(DATA EXCERPTS)

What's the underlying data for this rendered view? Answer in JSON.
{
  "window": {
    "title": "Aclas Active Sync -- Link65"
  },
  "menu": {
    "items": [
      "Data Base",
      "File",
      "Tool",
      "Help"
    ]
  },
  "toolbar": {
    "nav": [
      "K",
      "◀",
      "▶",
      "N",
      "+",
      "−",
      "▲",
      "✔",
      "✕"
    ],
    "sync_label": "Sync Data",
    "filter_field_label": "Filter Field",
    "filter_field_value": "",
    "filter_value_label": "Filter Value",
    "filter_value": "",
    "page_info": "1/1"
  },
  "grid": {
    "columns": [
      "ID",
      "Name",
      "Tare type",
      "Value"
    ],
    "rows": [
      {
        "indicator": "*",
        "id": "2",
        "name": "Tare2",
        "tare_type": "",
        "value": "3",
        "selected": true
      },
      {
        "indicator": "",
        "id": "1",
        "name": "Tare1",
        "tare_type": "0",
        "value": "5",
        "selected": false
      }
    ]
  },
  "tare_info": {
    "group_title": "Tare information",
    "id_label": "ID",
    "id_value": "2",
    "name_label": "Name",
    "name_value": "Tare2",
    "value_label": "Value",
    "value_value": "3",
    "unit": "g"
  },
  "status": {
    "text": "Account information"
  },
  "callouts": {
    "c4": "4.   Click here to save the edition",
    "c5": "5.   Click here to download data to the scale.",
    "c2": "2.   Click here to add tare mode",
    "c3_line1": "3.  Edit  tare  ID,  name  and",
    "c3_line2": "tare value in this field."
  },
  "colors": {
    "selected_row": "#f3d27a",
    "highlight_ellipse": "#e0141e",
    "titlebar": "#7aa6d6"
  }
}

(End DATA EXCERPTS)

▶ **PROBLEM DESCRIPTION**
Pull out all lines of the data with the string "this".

▶ **ANSWER TO THE PROBLEM**
What's the underlying data for this rendered view? Answer in JSON.
    "c3_line2": "tare value in this field."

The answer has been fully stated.